Now we want to make sure the internal firewire module is working so type this command and see if you get a vlc window with the camera output in it (make sure you turn the camera ON and hook it up first).
Next we need to create a media stream out of our linux box and ship it over UDP to the Imac. The vlc command below gets the job done. Remember you’re sudo’ing and need to provide the password after you enter the command.
So now we can go over to the mac and see if we receive the video stream. For that just run VLC for OSX and open UDP network port on port 1234 (udp://). If things are working nicely you should see a 320×240 video from you HDV camera on the Imac.
Now that we have the video on the mac, we need to use the “mediastreamsegmenter” command line tool to create HTML5 video stream out of it. mediastreamsegmenter listens on a UDP port for incoming transport stream chops it (by default) into 10 sec. “mini” transport stream files and writes these mini files to wherever you tell it. This location is important since it needs to be accessible to your webserver. Remember, at the end of the chain (day), the webserver is doing all the heavy lifting of delivering the mini transport stream files to your iphone. mediastreamsegmenter also produces a file of type .m3u8
Something you might not know is that apple ships standard OSX with apache builtin. All you have to do is use the following command to get it started.
Now you should be able to open up your browser on your iphone/ipod touch and punch in http://192.168.1.97 (assuming the Imac is reachable from your phone) and see the streaming video (You might have to turn on “Plugins” feature under settings/safari on your device. Mine was turned off and drove me crazy until I figured it out). If Plugins is turned off, the index.html page will load, but no video.
Hopefully there is enough meat here to get you guys started……btw. I hear the following command (or variations of) can be used on linux side (instead of vlc). I haven’t tried it and can’t confirm if it works.
Some excellent information can be found on Carson McDonald’s blog:

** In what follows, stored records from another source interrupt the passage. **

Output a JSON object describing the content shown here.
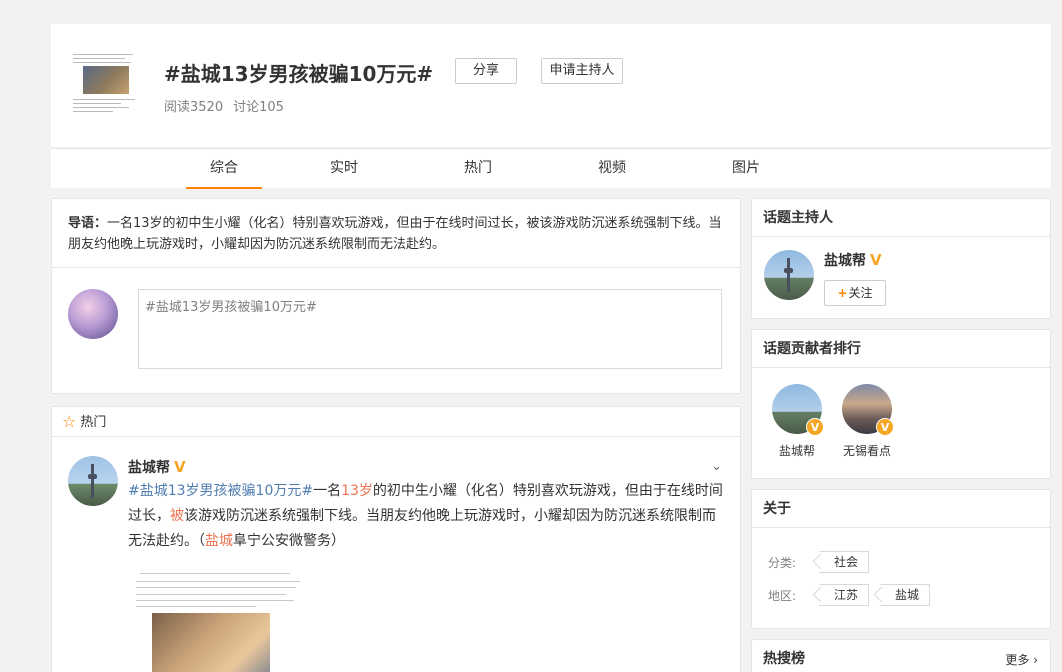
{
  "topic": {
    "title": "#盐城13岁男孩被骗10万元#",
    "share_label": "分享",
    "apply_host_label": "申请主持人",
    "reads": "阅读3520",
    "discussions": "讨论105"
  },
  "tabs": [
    {
      "label": "综合",
      "active": true
    },
    {
      "label": "实时",
      "active": false
    },
    {
      "label": "热门",
      "active": false
    },
    {
      "label": "视频",
      "active": false
    },
    {
      "label": "图片",
      "active": false
    }
  ],
  "guide": {
    "label": "导语：",
    "text": "一名13岁的初中生小耀（化名）特别喜欢玩游戏，但由于在线时间过长，被该游戏防沉迷系统强制下线。当朋友约他晚上玩游戏时，小耀却因为防沉迷系统限制而无法赴约。"
  },
  "composer": {
    "prefill": "#盐城13岁男孩被骗10万元#"
  },
  "feed": {
    "section_label": "热门",
    "post": {
      "author": "盐城帮",
      "verified_glyph": "V",
      "hashtag": "#盐城13岁男孩被骗10万元#",
      "t1": "一名",
      "hl1": "13岁",
      "t2": "的初中生小耀（化名）特别喜欢玩游戏，但由于在线时间过长，",
      "hl2": "被",
      "t3": "该游戏防沉迷系统强制下线。当朋友约他晚上玩游戏时，小耀却因为防沉迷系统限制而无法赴约。（",
      "hl3": "盐城",
      "t4": "阜宁公安微警务）"
    }
  },
  "sidebar": {
    "host_title": "话题主持人",
    "host_name": "盐城帮",
    "verified_glyph": "V",
    "follow_plus": "+",
    "follow_label": "关注",
    "rank_title": "话题贡献者排行",
    "contributors": [
      {
        "name": "盐城帮",
        "badge": "V"
      },
      {
        "name": "无锡看点",
        "badge": "V"
      }
    ],
    "about_title": "关于",
    "category_label": "分类:",
    "categories": [
      "社会"
    ],
    "region_label": "地区:",
    "regions": [
      "江苏",
      "盐城"
    ],
    "hot_title": "热搜榜",
    "more_label": "更多",
    "more_glyph": "›"
  },
  "colors": {
    "accent": "#ff8200",
    "link_blue": "#507daf",
    "link_red": "#eb7350",
    "verified": "#f5a623"
  }
}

Posted on 19:53, February 11th, 2010 by Many Ayromlou
One of the original reasons I bought my first ipod (first gen 5 Gig) was that I could hook it up to my mac and use it as a firewire drive. I could literally run around with this in my pocket and boot OSX off the ipod. Well that came to an end with the intro of iPhone/iTouch. Apple took the “disk mode” out. Well that was then, go grab a FREE copy of iPhone explorer and all that USB stick functionality can be your again. Oh, and did I say there is no need for Jail Break either :-)
Posted on 13:51, February 5th, 2010 by Many Ayromlou
The answer to that is maybe, we’ll see. But all that aside if you’re interested in a minimalistic video player that can handle more codecs than VLC and is generally faster then give Movist a try.
The unique thing about the player is that it allows you to switch codec engines between ffmpeg and quicktime based on file extensions. Oh and did I say it’s FREE aswell :-).